On Sunday and Monday, a little bit of monsoonal moisture could creep northward into the Sierra Nevada Range where isolated dry thunderstorms will be possible. Isolated high-elevation thunderstorm activity can be expected across the Southwest on Sunday and Monday as well, while Colorado may see a downtick in thunderstorm chances on Monday.
A similar pattern is expected on Tuesday with isolated thunderstorms possible across the Southwest and possibly the Sierra with light/spotty rainfall.
Outlook for Wednesday (9/7) to Wednesday (9/14):

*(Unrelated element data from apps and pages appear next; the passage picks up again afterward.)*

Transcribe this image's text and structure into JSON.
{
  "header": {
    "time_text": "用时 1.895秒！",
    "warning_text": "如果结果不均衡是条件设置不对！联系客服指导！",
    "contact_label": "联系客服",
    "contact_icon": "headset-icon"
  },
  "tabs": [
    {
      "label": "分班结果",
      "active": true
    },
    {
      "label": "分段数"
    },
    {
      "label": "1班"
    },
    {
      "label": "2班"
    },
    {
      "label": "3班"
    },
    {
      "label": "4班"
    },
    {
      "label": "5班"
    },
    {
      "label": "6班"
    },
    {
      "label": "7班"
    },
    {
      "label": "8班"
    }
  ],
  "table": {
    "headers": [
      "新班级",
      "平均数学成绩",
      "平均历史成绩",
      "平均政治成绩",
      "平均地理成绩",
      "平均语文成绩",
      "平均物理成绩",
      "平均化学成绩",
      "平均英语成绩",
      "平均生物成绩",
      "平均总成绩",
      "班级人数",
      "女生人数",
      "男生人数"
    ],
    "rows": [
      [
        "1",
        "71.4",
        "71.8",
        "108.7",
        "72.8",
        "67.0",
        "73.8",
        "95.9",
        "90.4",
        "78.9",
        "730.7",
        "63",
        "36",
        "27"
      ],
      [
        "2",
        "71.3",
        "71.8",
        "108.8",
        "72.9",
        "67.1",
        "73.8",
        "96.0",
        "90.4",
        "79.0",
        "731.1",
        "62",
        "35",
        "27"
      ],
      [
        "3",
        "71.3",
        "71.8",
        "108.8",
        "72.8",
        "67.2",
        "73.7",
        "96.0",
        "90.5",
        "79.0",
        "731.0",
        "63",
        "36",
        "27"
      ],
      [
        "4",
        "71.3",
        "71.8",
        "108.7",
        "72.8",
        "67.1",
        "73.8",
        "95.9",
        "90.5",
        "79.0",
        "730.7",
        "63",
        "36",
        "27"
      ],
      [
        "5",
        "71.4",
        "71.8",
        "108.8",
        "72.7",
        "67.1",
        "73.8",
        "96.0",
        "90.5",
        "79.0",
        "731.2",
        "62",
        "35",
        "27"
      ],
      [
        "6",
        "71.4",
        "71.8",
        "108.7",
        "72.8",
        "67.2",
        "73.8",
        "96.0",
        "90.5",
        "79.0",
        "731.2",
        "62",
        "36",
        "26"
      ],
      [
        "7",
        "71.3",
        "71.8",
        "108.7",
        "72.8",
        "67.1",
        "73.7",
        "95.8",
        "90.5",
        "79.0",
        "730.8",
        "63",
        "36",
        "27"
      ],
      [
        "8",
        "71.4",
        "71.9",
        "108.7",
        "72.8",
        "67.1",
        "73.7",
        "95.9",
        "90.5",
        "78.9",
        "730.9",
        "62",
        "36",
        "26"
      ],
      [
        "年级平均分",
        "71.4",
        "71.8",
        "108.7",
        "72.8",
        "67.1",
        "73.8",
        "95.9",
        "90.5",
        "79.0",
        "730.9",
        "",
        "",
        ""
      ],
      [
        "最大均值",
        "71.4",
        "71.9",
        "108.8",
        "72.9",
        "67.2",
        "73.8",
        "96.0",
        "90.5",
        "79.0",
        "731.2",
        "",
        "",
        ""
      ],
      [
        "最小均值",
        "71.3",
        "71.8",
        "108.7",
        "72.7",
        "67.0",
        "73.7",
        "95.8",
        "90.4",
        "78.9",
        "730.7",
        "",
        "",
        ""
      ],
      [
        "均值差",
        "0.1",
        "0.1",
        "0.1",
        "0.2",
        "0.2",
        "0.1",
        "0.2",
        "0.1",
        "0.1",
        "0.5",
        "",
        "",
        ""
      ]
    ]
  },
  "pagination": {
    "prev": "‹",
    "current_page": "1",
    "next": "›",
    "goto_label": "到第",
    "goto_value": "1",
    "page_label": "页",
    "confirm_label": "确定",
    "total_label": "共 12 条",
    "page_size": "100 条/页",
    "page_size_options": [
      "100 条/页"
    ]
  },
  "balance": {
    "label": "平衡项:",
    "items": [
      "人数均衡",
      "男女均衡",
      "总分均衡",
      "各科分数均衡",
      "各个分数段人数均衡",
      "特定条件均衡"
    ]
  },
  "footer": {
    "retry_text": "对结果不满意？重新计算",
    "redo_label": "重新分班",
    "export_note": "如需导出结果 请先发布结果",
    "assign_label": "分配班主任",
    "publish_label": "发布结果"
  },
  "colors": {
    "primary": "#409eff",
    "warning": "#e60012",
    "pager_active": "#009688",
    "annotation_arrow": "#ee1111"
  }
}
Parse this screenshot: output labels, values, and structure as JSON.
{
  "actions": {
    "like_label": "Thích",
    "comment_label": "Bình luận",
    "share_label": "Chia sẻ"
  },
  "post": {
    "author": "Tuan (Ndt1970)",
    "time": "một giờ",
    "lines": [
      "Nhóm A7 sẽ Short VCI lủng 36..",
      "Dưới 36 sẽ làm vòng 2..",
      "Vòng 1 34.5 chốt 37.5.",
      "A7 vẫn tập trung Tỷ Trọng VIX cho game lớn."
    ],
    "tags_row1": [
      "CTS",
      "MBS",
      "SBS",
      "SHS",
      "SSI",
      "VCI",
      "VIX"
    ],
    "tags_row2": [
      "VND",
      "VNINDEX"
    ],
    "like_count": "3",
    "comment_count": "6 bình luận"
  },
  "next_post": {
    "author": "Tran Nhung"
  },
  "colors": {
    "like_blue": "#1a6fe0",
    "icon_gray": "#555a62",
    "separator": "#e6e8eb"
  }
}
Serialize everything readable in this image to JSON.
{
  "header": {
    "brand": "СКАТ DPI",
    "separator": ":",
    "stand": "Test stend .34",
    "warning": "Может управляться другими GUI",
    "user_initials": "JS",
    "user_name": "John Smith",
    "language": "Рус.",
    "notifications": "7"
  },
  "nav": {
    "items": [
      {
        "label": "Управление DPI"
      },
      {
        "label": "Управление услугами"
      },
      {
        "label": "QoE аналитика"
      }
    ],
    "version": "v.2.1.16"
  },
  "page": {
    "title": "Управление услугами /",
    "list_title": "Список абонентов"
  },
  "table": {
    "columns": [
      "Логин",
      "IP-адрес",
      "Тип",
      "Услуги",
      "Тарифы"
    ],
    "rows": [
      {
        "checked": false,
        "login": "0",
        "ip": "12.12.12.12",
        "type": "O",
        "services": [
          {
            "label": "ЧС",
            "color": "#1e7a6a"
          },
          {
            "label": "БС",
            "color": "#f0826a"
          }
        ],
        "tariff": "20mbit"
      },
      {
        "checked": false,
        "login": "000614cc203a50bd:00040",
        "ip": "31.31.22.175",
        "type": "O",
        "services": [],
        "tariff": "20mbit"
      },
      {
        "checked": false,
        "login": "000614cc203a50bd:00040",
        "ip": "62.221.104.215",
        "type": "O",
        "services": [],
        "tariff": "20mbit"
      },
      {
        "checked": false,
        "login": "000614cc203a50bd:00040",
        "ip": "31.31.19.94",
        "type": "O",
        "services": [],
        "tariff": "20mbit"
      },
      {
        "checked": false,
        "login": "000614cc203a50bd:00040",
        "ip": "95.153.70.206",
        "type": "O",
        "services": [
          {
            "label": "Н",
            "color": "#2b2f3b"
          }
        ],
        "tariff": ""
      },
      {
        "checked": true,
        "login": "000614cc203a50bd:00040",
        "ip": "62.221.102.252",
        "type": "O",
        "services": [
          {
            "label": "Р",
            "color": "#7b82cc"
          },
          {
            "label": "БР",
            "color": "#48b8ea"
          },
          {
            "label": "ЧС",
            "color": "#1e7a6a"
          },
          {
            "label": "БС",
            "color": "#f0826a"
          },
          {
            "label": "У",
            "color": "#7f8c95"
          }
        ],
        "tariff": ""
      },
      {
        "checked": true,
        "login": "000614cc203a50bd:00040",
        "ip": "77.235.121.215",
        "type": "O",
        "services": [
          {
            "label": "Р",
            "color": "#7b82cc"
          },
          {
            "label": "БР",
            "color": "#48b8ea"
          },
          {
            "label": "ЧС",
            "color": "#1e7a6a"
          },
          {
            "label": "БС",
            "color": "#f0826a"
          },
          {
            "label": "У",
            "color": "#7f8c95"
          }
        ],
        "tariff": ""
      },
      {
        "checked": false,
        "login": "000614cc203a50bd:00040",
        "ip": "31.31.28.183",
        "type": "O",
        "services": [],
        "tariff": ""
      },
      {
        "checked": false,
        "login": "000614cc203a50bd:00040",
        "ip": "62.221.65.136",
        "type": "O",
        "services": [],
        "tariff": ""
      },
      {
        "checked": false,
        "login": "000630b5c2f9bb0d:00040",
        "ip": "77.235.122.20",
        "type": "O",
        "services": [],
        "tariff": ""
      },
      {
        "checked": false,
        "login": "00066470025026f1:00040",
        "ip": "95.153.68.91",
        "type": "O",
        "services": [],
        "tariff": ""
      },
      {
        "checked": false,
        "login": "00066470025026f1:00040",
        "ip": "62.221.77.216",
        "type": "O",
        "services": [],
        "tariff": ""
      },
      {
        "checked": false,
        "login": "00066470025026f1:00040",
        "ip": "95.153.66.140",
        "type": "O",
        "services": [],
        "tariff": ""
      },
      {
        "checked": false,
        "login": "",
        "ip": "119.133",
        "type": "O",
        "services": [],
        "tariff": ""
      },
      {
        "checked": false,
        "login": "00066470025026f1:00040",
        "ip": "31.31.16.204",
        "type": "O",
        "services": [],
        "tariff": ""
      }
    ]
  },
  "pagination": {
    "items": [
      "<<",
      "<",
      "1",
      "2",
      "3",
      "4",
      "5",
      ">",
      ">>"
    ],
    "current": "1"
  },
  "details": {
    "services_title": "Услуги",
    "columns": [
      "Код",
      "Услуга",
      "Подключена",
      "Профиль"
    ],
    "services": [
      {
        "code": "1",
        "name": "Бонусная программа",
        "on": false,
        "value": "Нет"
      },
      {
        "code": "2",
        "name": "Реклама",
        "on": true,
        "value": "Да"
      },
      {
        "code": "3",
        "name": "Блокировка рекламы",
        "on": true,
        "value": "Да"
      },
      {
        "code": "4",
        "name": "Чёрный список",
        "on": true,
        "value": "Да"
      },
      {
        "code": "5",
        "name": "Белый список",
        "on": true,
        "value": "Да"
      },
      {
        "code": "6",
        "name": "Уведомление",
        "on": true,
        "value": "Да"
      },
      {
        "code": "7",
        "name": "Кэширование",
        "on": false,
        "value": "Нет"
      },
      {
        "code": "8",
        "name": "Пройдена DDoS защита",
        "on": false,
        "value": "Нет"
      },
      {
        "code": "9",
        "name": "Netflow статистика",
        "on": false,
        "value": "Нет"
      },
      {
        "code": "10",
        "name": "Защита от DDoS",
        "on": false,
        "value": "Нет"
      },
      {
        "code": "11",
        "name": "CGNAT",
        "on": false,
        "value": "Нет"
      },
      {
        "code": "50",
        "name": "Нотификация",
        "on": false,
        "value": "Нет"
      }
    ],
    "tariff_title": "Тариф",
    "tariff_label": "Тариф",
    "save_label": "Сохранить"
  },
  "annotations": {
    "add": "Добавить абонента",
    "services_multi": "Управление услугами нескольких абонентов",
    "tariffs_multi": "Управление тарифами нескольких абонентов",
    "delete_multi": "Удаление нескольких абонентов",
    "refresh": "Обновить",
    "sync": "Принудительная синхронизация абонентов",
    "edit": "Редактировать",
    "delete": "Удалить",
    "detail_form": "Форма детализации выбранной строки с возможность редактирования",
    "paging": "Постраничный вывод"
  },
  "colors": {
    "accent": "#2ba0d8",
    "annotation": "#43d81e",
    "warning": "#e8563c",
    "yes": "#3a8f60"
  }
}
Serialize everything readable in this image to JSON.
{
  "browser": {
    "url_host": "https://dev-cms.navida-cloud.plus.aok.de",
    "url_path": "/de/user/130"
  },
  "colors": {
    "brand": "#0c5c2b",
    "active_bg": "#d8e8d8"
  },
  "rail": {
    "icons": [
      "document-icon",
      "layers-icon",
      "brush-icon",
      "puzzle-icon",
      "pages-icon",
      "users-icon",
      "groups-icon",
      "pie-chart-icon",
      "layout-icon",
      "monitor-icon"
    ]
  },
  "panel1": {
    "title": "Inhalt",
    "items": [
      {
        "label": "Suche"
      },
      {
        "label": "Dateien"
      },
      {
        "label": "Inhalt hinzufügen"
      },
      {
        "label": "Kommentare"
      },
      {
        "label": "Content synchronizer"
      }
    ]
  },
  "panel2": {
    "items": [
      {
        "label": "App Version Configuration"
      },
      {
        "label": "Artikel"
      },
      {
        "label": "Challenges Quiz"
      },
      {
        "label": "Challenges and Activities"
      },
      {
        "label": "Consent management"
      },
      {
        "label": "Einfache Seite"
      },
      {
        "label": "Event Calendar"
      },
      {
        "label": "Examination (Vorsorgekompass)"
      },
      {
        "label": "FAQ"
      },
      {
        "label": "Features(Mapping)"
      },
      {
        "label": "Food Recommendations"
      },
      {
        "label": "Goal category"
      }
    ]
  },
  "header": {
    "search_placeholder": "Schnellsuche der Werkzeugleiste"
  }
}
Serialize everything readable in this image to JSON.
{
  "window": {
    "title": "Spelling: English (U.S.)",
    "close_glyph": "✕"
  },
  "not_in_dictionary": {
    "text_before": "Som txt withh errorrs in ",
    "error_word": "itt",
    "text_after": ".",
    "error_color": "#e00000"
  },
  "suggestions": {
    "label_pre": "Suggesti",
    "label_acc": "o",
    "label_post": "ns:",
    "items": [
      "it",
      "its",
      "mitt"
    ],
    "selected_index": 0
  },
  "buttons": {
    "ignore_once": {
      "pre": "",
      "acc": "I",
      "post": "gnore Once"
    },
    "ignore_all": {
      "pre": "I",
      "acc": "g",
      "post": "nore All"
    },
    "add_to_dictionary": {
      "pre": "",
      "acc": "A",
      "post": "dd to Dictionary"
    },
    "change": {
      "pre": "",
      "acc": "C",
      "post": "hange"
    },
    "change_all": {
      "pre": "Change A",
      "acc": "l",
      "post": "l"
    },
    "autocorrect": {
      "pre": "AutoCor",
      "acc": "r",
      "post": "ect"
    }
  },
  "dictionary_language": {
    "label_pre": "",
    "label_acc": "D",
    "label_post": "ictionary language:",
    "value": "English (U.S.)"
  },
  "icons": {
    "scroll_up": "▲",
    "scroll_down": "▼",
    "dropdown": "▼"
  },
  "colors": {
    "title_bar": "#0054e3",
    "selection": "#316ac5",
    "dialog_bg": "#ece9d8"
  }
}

High pressure will finally start to weaken a bit during this period, resulting in cooler temperatures compared to the week prior. While temperatures are generally expected to remain above average across the West, the excessive heat should come to an end with an overall cooling trend expected.
The pattern also looks a bit more unsettled during this period compared to the week prior. Most models are projecting moisture from a tropical system in the Eastern Pacific to reach the Southwest U.S., which could support a bit of a late-season monsoonal surge into Arizona, SoCal, New Mexico, and Southern Utah/Colorado.
Also, while there are not any particular wet signals showing up further north, we will likely see a couple of disturbances (even if weak) track across the Northwest and Northern Rockies during this period with occasional showers/thunderstorms possible.
Thanks so much for reading! Next update on Friday (9/2).